9 April 2007 Countries should seize the unique “window of opportunity” offered by current changes in world population structure, the top United Nations official in charge of economic and social issues said today at the opening of the annual UN Population Commission meeting in New York.
José Antonio Ocampo, the Under-Secretary-General for Economic and Social Affairs, said many countries are at the stage when fertility falls from high to low levels and the number of people in the prime working-age category increases compared with that of children and older persons. During this “window of opportunity,” the number of potential workers rises in relation to dependants, with possible beneficial effects on the economy.
But such benefits are not automatic, Mr. Ocampo said. “The right policies are necessary to improve human and physical capital, increase employment and promote savings,” as well as “to increase the educational attainment of children and young people” so as to provide enough trained workers to the workforce.

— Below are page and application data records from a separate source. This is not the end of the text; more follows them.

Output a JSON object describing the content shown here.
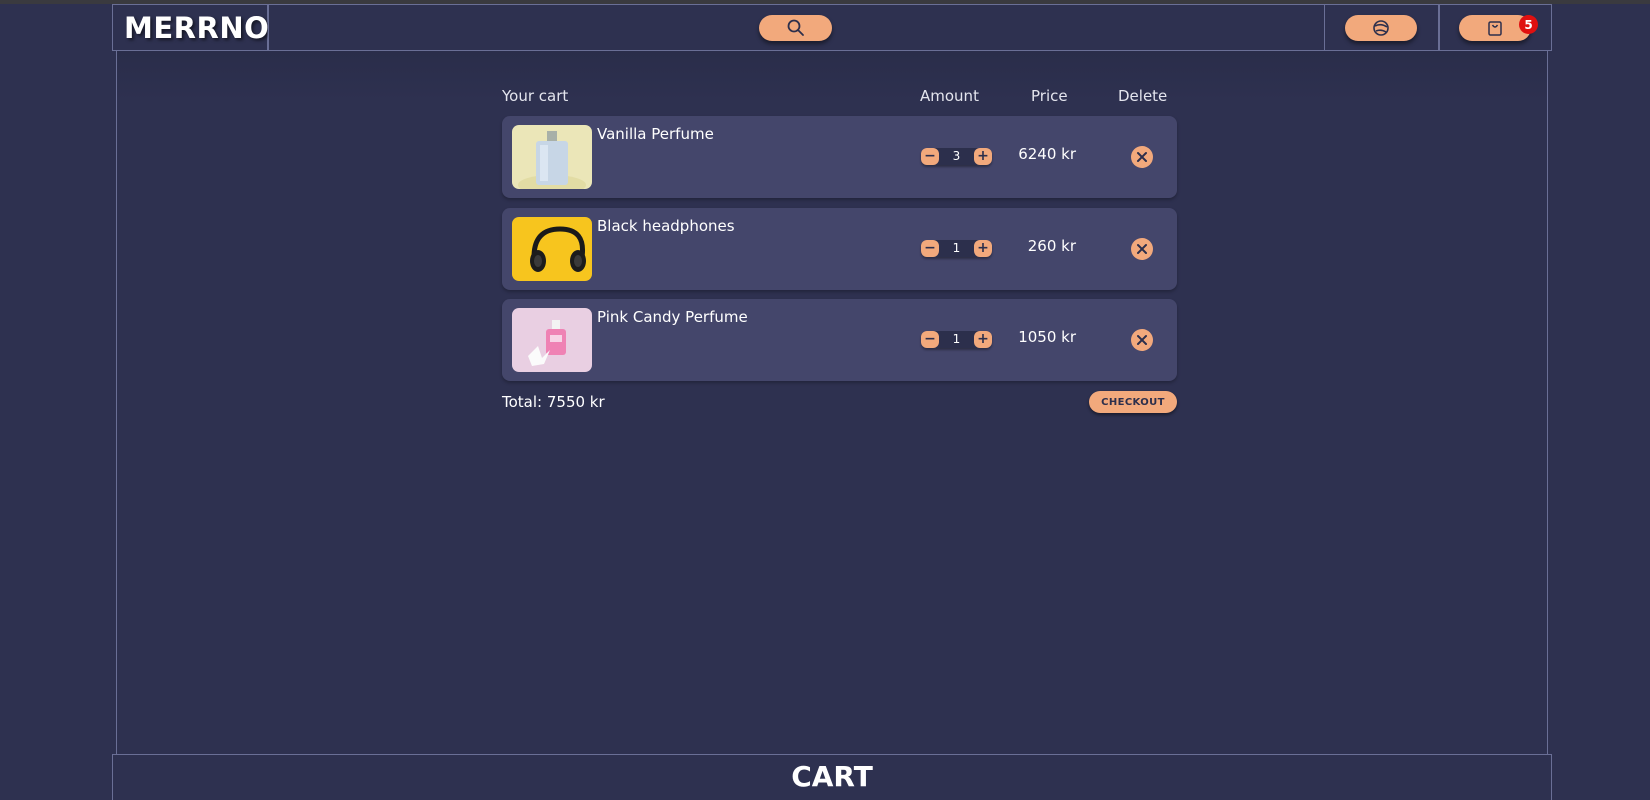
{
  "header": {
    "logo": "MERRNO",
    "search_icon": "search-icon",
    "account_icon": "account-icon",
    "cart_icon": "shopping-bag-icon",
    "cart_count": "5"
  },
  "cart": {
    "columns": {
      "item": "Your cart",
      "amount": "Amount",
      "price": "Price",
      "delete": "Delete"
    },
    "items": [
      {
        "name": "Vanilla Perfume",
        "quantity": "3",
        "price": "6240 kr",
        "image": "vanilla-perfume-bottle"
      },
      {
        "name": "Black headphones",
        "quantity": "1",
        "price": "260 kr",
        "image": "black-headphones"
      },
      {
        "name": "Pink Candy Perfume",
        "quantity": "1",
        "price": "1050 kr",
        "image": "pink-perfume-bottle"
      }
    ],
    "total": "Total: 7550 kr",
    "checkout_label": "CHECKOUT"
  },
  "footer": {
    "title": "CART"
  },
  "colors": {
    "background": "#2e3150",
    "row_background": "#44466b",
    "accent": "#f2a97c",
    "badge": "#e01010",
    "border": "#6a6f96"
  }
}
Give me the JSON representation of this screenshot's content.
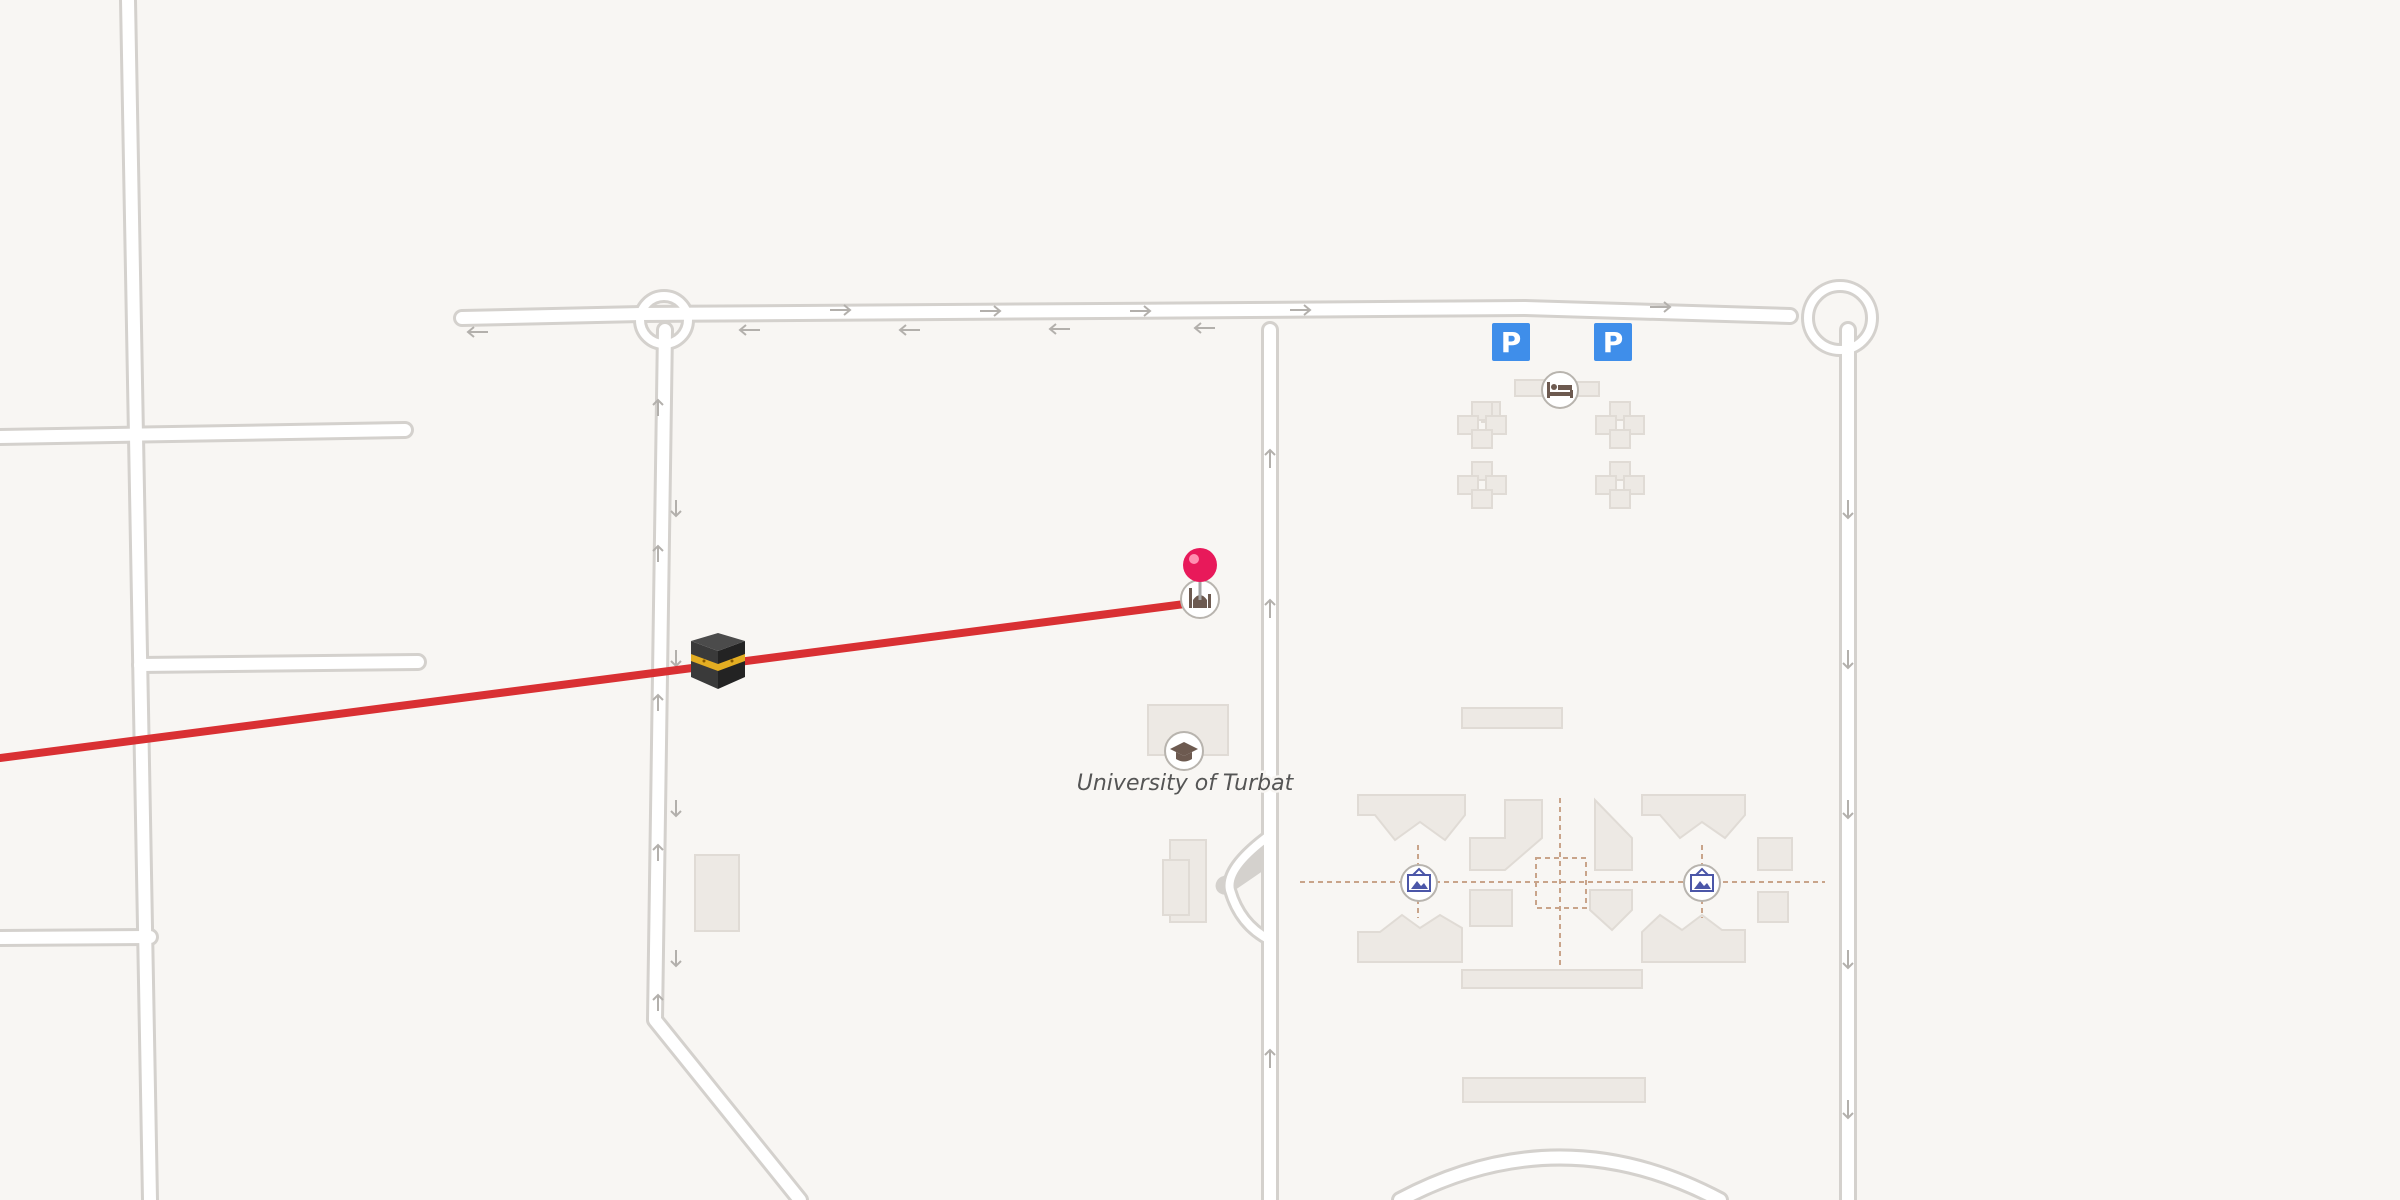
{
  "map": {
    "background_color": "#f8f6f3",
    "road_color": "#ffffff",
    "road_casing_color": "#d4d1cd",
    "building_color": "#ede9e4",
    "route_color": "#d93033",
    "parking_color": "#3f8eea",
    "marker_color": "#e8195a"
  },
  "labels": {
    "campus": "University of Turbat",
    "parking_glyph": "P"
  },
  "pois": [
    {
      "name": "lodging-poi",
      "icon": "bed-icon"
    },
    {
      "name": "mosque-poi",
      "icon": "mosque-icon"
    },
    {
      "name": "university-poi",
      "icon": "graduation-cap-icon"
    },
    {
      "name": "gallery-poi-west",
      "icon": "picture-frame-icon"
    },
    {
      "name": "gallery-poi-east",
      "icon": "picture-frame-icon"
    },
    {
      "name": "parking-west",
      "icon": "parking-icon"
    },
    {
      "name": "parking-east",
      "icon": "parking-icon"
    }
  ],
  "markers": [
    {
      "name": "destination-pin",
      "icon": "map-pin-icon"
    },
    {
      "name": "kaaba-origin",
      "icon": "kaaba-icon"
    }
  ],
  "route": {
    "icon": "qibla-direction-line"
  }
}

In addition, “to ensure that the window of opportunity gives rise to economic growth that may persist even after the window closes, it is essential to increase not only production but also savings and the accumulation of assets,” Mr. Ocampo said, adding governments should foster institutions that promote savings for retirement and the accumulation of other assets. Lengthening people’s productive lives and increasing retirement age was another option, he said.
“The current bulge in the youth population presents an unprecedented opportunity for growth and transformation depending on the choices that governments make,” said UN Population Fund Executive Director Thoraya Obaid. “Investing in young people’s education, health including their sexual and reproductive health, and employment” would yield large returns.
Governments should make greater investment in young people “and especially adolescent girls, so that they can pass safely to adulthood,” she said.
According to a UN report, the region with the longest “window of opportunity” and the highest ratio of potential workers to dependants is Africa, where older persons represent just 5 per cent of the population and children comprise 41 per cent. Asia and Latin America and the Caribbean have a couple of decades to benefit from the optimal worker to dependant ratio, while Europe and North America are no longer likely to benefit as they are well advanced in the population ageing process.
The annual session of the UN Commission on Population and Development, which focuses on “the changing age structure of populations and their implications for development,” concludes on Friday.